▶ Task details:
In the material below, which lines hold the word "Unidades"? Pick each one out.
************
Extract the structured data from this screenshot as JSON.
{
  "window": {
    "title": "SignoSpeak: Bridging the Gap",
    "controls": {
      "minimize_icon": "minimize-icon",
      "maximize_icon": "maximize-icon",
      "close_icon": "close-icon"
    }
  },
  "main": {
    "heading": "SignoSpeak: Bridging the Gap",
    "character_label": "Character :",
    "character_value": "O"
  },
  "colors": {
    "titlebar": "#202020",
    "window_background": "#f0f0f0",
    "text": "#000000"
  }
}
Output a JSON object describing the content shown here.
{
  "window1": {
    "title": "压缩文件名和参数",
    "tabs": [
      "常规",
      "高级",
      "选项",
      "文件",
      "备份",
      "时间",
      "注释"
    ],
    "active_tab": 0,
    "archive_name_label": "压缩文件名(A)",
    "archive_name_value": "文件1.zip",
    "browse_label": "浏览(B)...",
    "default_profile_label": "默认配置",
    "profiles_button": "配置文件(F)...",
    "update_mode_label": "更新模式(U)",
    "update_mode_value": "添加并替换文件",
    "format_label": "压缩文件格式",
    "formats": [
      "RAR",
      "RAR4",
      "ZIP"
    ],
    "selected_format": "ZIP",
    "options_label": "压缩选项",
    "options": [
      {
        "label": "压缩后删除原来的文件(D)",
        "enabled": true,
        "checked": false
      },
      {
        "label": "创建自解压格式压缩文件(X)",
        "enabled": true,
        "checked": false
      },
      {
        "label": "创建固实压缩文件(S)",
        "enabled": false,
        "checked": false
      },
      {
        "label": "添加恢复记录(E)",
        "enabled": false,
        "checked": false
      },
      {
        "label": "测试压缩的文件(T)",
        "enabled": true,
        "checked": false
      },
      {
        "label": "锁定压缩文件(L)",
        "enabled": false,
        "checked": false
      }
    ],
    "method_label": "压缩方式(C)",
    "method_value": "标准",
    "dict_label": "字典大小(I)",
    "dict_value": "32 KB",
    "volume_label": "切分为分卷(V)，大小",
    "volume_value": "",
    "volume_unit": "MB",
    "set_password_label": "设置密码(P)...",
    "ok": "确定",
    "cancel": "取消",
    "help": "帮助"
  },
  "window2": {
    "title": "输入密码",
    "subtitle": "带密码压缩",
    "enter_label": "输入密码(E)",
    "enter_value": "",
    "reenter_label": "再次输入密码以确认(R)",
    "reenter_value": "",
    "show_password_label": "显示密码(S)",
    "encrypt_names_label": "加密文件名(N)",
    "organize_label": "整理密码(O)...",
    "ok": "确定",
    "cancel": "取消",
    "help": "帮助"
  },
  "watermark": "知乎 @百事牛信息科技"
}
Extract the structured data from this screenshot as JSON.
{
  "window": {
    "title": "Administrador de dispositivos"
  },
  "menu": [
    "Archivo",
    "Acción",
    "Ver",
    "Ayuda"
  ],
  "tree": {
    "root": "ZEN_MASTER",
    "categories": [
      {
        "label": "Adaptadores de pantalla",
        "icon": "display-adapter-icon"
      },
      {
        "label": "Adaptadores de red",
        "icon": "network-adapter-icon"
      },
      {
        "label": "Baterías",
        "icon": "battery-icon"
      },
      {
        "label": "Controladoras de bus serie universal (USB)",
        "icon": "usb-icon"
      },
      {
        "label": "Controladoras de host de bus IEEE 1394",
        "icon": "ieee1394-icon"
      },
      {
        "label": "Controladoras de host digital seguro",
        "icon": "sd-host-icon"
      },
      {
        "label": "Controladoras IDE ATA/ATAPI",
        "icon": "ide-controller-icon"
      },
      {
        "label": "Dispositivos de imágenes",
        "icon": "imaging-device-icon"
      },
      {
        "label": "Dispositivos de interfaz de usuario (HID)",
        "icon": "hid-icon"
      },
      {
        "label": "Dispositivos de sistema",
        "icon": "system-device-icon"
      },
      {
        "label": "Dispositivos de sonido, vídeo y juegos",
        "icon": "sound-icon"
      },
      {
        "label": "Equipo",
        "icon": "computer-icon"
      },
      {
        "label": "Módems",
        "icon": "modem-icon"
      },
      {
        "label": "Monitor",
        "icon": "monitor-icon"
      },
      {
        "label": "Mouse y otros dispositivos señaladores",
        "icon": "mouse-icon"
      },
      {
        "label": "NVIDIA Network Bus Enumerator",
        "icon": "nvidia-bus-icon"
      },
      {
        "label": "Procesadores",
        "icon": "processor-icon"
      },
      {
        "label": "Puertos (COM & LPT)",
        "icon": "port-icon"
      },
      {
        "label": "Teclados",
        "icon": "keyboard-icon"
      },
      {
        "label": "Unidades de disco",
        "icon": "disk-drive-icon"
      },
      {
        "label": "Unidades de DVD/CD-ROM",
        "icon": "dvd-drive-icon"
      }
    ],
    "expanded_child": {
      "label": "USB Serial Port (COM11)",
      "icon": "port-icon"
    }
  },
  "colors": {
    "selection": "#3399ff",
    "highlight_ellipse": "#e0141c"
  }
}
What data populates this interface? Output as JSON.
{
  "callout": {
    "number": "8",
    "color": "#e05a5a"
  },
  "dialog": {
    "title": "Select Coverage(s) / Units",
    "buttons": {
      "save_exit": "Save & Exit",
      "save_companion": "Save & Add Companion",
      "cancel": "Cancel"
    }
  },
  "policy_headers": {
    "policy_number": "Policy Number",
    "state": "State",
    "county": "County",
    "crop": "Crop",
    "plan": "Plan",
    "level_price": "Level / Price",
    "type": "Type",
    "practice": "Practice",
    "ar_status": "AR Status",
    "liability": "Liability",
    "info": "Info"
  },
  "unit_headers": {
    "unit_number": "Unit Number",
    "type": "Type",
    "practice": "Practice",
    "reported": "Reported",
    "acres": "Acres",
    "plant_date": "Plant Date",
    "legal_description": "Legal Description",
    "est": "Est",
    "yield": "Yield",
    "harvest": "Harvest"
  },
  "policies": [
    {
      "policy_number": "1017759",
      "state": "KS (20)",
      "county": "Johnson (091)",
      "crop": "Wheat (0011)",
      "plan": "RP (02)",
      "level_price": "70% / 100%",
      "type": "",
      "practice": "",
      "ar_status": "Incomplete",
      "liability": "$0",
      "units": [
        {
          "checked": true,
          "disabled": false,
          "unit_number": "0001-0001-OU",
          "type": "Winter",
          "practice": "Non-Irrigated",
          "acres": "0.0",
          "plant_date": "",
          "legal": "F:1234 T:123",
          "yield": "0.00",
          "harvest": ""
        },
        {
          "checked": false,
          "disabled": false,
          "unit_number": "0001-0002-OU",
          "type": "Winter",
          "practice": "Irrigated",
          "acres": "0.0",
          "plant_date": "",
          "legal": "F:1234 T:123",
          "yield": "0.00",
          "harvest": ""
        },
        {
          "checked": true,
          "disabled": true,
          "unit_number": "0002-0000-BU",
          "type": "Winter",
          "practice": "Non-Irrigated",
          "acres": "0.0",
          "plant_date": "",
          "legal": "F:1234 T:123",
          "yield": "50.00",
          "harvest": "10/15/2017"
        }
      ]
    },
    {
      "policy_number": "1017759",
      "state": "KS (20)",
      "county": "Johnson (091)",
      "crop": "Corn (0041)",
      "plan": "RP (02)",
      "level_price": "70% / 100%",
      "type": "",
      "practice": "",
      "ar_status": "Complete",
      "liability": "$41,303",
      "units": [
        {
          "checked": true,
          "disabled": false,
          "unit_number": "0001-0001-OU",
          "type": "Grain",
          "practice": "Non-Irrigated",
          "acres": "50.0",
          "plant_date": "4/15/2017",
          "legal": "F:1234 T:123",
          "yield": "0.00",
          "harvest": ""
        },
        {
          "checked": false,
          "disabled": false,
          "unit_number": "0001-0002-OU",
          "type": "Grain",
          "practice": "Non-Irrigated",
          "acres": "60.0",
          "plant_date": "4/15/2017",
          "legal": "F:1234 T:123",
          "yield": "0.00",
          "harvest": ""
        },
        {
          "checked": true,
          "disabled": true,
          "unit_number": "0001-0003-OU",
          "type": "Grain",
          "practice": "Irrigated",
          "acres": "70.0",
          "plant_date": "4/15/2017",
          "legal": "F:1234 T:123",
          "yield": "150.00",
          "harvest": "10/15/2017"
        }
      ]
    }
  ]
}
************
▶ The answer:
        "label": "Unidades de disco",
        "label": "Unidades de DVD/CD-ROM",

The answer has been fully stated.